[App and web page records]
--

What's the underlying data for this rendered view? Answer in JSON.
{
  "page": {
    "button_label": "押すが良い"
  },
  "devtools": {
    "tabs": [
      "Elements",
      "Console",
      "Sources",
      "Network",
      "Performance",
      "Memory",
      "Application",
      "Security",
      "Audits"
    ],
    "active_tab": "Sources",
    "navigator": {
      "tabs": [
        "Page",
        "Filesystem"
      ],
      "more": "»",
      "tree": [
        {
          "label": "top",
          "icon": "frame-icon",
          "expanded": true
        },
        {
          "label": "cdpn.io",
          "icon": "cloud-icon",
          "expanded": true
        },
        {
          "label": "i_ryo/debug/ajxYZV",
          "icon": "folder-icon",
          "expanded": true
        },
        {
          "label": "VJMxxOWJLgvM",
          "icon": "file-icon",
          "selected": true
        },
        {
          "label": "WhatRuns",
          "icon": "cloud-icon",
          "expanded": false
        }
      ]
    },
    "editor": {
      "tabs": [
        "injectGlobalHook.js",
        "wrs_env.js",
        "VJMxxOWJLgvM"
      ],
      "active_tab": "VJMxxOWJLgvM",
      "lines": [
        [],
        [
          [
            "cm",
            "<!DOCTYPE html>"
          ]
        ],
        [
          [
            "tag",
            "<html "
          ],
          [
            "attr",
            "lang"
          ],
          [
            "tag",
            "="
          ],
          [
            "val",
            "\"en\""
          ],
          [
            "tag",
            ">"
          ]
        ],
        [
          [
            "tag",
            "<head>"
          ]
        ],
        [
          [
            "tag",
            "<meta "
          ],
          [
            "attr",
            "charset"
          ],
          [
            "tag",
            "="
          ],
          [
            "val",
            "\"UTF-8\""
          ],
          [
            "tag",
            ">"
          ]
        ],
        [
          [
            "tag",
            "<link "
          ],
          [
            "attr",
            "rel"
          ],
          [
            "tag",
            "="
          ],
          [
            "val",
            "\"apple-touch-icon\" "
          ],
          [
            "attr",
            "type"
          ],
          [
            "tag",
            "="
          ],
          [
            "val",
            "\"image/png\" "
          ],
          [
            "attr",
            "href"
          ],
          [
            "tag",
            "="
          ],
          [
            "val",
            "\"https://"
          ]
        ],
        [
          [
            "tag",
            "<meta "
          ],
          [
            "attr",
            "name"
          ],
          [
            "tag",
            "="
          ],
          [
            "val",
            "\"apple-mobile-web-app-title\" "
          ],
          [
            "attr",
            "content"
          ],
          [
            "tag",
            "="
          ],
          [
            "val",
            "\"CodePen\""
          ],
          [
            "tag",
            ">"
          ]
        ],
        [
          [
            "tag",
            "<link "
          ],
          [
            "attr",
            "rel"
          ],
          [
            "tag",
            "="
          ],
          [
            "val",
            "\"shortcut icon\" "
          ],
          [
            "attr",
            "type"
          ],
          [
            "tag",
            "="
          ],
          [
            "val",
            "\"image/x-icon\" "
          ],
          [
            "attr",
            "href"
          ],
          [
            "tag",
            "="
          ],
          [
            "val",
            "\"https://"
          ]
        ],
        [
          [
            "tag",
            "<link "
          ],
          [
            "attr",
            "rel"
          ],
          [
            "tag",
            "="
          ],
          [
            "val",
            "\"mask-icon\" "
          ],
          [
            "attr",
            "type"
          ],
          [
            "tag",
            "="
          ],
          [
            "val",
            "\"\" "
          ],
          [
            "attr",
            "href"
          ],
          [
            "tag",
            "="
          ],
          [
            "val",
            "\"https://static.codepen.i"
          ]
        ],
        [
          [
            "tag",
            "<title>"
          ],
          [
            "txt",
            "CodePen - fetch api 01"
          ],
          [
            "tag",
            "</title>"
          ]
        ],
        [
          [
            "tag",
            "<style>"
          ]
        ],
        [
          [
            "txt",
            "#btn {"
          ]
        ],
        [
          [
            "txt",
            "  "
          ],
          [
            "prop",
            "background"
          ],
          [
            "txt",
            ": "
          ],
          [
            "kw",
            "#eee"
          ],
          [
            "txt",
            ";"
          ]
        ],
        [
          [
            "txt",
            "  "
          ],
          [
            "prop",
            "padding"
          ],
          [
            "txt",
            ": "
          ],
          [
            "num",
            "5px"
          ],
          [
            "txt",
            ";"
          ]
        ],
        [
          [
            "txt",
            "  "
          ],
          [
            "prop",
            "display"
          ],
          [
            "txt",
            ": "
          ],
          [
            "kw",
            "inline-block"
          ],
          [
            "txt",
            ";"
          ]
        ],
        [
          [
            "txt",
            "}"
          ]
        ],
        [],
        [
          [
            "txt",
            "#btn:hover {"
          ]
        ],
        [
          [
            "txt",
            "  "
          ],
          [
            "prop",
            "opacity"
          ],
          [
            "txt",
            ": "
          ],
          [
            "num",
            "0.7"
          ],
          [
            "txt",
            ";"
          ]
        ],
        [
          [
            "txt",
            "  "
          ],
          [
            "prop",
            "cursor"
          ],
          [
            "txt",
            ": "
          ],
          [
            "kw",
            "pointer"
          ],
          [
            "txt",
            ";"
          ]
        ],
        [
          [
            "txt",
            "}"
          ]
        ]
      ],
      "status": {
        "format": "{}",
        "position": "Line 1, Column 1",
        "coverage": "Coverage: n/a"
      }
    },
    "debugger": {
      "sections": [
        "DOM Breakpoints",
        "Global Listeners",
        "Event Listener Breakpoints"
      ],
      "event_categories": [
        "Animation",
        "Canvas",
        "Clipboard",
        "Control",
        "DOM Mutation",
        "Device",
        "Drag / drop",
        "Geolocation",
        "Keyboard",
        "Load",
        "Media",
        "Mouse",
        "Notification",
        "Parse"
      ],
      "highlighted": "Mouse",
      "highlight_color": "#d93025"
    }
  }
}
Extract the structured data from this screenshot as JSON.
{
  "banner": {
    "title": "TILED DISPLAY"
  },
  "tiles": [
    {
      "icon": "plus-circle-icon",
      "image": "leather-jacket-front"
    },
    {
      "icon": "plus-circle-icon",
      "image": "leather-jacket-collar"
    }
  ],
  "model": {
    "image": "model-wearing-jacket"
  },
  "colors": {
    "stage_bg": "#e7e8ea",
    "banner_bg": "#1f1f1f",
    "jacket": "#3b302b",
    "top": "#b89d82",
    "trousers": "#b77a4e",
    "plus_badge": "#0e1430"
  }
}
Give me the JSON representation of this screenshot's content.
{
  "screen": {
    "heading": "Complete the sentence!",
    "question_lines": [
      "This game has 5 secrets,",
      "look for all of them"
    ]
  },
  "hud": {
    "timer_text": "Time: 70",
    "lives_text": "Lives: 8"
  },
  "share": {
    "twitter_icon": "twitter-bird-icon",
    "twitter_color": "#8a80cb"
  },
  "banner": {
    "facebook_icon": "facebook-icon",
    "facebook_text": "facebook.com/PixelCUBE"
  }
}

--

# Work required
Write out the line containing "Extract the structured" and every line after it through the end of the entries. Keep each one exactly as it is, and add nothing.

# Response for this exercise
Extract the structured data from this screenshot as JSON.
{
  "banner": {
    "title": "TILED DISPLAY"
  },
  "tiles": [
    {
      "icon": "plus-circle-icon",
      "image": "leather-jacket-front"
    },
    {
      "icon": "plus-circle-icon",
      "image": "leather-jacket-collar"
    }
  ],
  "model": {
    "image": "model-wearing-jacket"
  },
  "colors": {
    "stage_bg": "#e7e8ea",
    "banner_bg": "#1f1f1f",
    "jacket": "#3b302b",
    "top": "#b89d82",
    "trousers": "#b77a4e",
    "plus_badge": "#0e1430"
  }
}
Give me the JSON representation of this screenshot's content.
{
  "screen": {
    "heading": "Complete the sentence!",
    "question_lines": [
      "This game has 5 secrets,",
      "look for all of them"
    ]
  },
  "hud": {
    "timer_text": "Time: 70",
    "lives_text": "Lives: 8"
  },
  "share": {
    "twitter_icon": "twitter-bird-icon",
    "twitter_color": "#8a80cb"
  },
  "banner": {
    "facebook_icon": "facebook-icon",
    "facebook_text": "facebook.com/PixelCUBE"
  }
}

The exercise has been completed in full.